What is required: Would you print the whole listing again, exactly?

Source material:
★ ★ ★ ★ ★ ★ ★

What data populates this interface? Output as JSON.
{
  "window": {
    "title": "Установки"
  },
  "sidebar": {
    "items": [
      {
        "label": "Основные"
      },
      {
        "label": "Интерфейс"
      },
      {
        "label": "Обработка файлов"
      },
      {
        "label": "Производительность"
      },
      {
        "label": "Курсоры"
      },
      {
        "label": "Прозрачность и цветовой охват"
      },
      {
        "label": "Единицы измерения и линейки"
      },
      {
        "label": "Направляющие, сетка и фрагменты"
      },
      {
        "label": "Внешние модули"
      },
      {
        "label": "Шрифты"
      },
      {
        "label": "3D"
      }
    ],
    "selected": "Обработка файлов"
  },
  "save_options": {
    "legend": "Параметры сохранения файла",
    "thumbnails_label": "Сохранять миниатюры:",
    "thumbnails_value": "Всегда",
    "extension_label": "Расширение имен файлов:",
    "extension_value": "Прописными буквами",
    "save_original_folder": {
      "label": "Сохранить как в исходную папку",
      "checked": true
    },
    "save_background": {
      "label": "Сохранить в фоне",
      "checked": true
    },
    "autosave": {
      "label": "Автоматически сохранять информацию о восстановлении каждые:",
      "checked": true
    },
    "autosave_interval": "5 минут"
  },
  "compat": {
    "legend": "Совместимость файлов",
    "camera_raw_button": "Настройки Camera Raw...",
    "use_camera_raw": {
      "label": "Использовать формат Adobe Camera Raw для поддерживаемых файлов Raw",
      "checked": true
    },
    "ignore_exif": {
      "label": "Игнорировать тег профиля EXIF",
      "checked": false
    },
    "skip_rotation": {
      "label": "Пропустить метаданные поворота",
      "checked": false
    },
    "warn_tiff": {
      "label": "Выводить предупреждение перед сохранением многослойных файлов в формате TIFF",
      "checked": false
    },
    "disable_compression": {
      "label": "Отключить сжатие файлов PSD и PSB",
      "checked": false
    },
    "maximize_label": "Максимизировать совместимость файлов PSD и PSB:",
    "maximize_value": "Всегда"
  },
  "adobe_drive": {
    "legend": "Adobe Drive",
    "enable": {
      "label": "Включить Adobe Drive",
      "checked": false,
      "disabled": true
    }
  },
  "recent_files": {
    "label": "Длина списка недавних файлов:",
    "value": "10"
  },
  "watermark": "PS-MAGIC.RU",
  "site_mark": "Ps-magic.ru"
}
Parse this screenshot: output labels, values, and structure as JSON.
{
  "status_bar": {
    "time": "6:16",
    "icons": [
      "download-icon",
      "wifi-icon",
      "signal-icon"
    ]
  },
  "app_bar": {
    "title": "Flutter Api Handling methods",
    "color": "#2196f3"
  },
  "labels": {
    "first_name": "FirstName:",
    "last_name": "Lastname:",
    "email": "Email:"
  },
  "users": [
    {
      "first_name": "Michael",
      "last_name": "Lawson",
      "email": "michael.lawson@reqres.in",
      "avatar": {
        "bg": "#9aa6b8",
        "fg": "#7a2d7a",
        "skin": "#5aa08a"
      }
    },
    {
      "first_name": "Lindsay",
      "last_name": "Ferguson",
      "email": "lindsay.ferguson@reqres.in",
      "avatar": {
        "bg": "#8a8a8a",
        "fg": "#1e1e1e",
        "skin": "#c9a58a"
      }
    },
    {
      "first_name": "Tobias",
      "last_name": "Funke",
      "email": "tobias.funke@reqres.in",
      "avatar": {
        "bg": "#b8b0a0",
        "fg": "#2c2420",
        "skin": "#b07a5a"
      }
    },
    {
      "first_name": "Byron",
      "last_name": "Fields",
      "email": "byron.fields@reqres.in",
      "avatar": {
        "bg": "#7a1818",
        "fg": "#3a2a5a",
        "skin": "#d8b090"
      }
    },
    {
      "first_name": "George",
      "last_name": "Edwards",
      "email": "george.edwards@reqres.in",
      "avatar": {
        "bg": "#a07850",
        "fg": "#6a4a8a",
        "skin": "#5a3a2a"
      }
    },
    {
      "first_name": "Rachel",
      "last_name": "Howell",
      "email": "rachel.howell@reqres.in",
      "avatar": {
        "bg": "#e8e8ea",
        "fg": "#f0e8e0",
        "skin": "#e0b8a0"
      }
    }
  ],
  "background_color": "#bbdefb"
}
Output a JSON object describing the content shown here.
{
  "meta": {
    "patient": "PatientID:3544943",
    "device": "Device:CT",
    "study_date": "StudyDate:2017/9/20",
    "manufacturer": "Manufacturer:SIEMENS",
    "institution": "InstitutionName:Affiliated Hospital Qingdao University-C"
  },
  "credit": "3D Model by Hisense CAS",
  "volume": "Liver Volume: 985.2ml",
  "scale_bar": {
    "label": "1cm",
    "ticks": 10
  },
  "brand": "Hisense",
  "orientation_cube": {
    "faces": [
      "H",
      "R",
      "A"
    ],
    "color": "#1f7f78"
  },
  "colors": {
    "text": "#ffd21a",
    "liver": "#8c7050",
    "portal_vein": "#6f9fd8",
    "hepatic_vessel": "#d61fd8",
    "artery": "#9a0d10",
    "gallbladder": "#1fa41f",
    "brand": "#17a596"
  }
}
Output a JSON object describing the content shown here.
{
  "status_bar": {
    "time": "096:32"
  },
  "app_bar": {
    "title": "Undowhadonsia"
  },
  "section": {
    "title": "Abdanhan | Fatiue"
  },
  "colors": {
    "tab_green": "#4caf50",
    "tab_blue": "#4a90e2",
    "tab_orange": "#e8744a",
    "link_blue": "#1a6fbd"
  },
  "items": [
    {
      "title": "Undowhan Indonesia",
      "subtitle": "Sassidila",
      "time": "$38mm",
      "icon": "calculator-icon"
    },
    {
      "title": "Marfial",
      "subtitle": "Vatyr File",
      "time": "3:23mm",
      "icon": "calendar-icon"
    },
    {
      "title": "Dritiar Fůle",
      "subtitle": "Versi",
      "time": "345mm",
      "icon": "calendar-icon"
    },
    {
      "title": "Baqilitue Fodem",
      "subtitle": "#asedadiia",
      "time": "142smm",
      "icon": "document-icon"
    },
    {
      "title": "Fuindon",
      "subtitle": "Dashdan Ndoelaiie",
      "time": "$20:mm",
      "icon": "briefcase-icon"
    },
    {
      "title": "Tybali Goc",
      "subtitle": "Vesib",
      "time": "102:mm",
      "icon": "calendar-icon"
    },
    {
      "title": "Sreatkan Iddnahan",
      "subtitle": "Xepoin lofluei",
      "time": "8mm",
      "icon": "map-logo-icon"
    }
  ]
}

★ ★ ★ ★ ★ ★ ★

Reply:
What data populates this interface? Output as JSON.
{
  "window": {
    "title": "Установки"
  },
  "sidebar": {
    "items": [
      {
        "label": "Основные"
      },
      {
        "label": "Интерфейс"
      },
      {
        "label": "Обработка файлов"
      },
      {
        "label": "Производительность"
      },
      {
        "label": "Курсоры"
      },
      {
        "label": "Прозрачность и цветовой охват"
      },
      {
        "label": "Единицы измерения и линейки"
      },
      {
        "label": "Направляющие, сетка и фрагменты"
      },
      {
        "label": "Внешние модули"
      },
      {
        "label": "Шрифты"
      },
      {
        "label": "3D"
      }
    ],
    "selected": "Обработка файлов"
  },
  "save_options": {
    "legend": "Параметры сохранения файла",
    "thumbnails_label": "Сохранять миниатюры:",
    "thumbnails_value": "Всегда",
    "extension_label": "Расширение имен файлов:",
    "extension_value": "Прописными буквами",
    "save_original_folder": {
      "label": "Сохранить как в исходную папку",
      "checked": true
    },
    "save_background": {
      "label": "Сохранить в фоне",
      "checked": true
    },
    "autosave": {
      "label": "Автоматически сохранять информацию о восстановлении каждые:",
      "checked": true
    },
    "autosave_interval": "5 минут"
  },
  "compat": {
    "legend": "Совместимость файлов",
    "camera_raw_button": "Настройки Camera Raw...",
    "use_camera_raw": {
      "label": "Использовать формат Adobe Camera Raw для поддерживаемых файлов Raw",
      "checked": true
    },
    "ignore_exif": {
      "label": "Игнорировать тег профиля EXIF",
      "checked": false
    },
    "skip_rotation": {
      "label": "Пропустить метаданные поворота",
      "checked": false
    },
    "warn_tiff": {
      "label": "Выводить предупреждение перед сохранением многослойных файлов в формате TIFF",
      "checked": false
    },
    "disable_compression": {
      "label": "Отключить сжатие файлов PSD и PSB",
      "checked": false
    },
    "maximize_label": "Максимизировать совместимость файлов PSD и PSB:",
    "maximize_value": "Всегда"
  },
  "adobe_drive": {
    "legend": "Adobe Drive",
    "enable": {
      "label": "Включить Adobe Drive",
      "checked": false,
      "disabled": true
    }
  },
  "recent_files": {
    "label": "Длина списка недавних файлов:",
    "value": "10"
  },
  "watermark": "PS-MAGIC.RU",
  "site_mark": "Ps-magic.ru"
}
Parse this screenshot: output labels, values, and structure as JSON.
{
  "status_bar": {
    "time": "6:16",
    "icons": [
      "download-icon",
      "wifi-icon",
      "signal-icon"
    ]
  },
  "app_bar": {
    "title": "Flutter Api Handling methods",
    "color": "#2196f3"
  },
  "labels": {
    "first_name": "FirstName:",
    "last_name": "Lastname:",
    "email": "Email:"
  },
  "users": [
    {
      "first_name": "Michael",
      "last_name": "Lawson",
      "email": "michael.lawson@reqres.in",
      "avatar": {
        "bg": "#9aa6b8",
        "fg": "#7a2d7a",
        "skin": "#5aa08a"
      }
    },
    {
      "first_name": "Lindsay",
      "last_name": "Ferguson",
      "email": "lindsay.ferguson@reqres.in",
      "avatar": {
        "bg": "#8a8a8a",
        "fg": "#1e1e1e",
        "skin": "#c9a58a"
      }
    },
    {
      "first_name": "Tobias",
      "last_name": "Funke",
      "email": "tobias.funke@reqres.in",
      "avatar": {
        "bg": "#b8b0a0",
        "fg": "#2c2420",
        "skin": "#b07a5a"
      }
    },
    {
      "first_name": "Byron",
      "last_name": "Fields",
      "email": "byron.fields@reqres.in",
      "avatar": {
        "bg": "#7a1818",
        "fg": "#3a2a5a",
        "skin": "#d8b090"
      }
    },
    {
      "first_name": "George",
      "last_name": "Edwards",
      "email": "george.edwards@reqres.in",
      "avatar": {
        "bg": "#a07850",
        "fg": "#6a4a8a",
        "skin": "#5a3a2a"
      }
    },
    {
      "first_name": "Rachel",
      "last_name": "Howell",
      "email": "rachel.howell@reqres.in",
      "avatar": {
        "bg": "#e8e8ea",
        "fg": "#f0e8e0",
        "skin": "#e0b8a0"
      }
    }
  ],
  "background_color": "#bbdefb"
}
Output a JSON object describing the content shown here.
{
  "meta": {
    "patient": "PatientID:3544943",
    "device": "Device:CT",
    "study_date": "StudyDate:2017/9/20",
    "manufacturer": "Manufacturer:SIEMENS",
    "institution": "InstitutionName:Affiliated Hospital Qingdao University-C"
  },
  "credit": "3D Model by Hisense CAS",
  "volume": "Liver Volume: 985.2ml",
  "scale_bar": {
    "label": "1cm",
    "ticks": 10
  },
  "brand": "Hisense",
  "orientation_cube": {
    "faces": [
      "H",
      "R",
      "A"
    ],
    "color": "#1f7f78"
  },
  "colors": {
    "text": "#ffd21a",
    "liver": "#8c7050",
    "portal_vein": "#6f9fd8",
    "hepatic_vessel": "#d61fd8",
    "artery": "#9a0d10",
    "gallbladder": "#1fa41f",
    "brand": "#17a596"
  }
}
Output a JSON object describing the content shown here.
{
  "status_bar": {
    "time": "096:32"
  },
  "app_bar": {
    "title": "Undowhadonsia"
  },
  "section": {
    "title": "Abdanhan | Fatiue"
  },
  "colors": {
    "tab_green": "#4caf50",
    "tab_blue": "#4a90e2",
    "tab_orange": "#e8744a",
    "link_blue": "#1a6fbd"
  },
  "items": [
    {
      "title": "Undowhan Indonesia",
      "subtitle": "Sassidila",
      "time": "$38mm",
      "icon": "calculator-icon"
    },
    {
      "title": "Marfial",
      "subtitle": "Vatyr File",
      "time": "3:23mm",
      "icon": "calendar-icon"
    },
    {
      "title": "Dritiar Fůle",
      "subtitle": "Versi",
      "time": "345mm",
      "icon": "calendar-icon"
    },
    {
      "title": "Baqilitue Fodem",
      "subtitle": "#asedadiia",
      "time": "142smm",
      "icon": "document-icon"
    },
    {
      "title": "Fuindon",
      "subtitle": "Dashdan Ndoelaiie",
      "time": "$20:mm",
      "icon": "briefcase-icon"
    },
    {
      "title": "Tybali Goc",
      "subtitle": "Vesib",
      "time": "102:mm",
      "icon": "calendar-icon"
    },
    {
      "title": "Sreatkan Iddnahan",
      "subtitle": "Xepoin lofluei",
      "time": "8mm",
      "icon": "map-logo-icon"
    }
  ]
}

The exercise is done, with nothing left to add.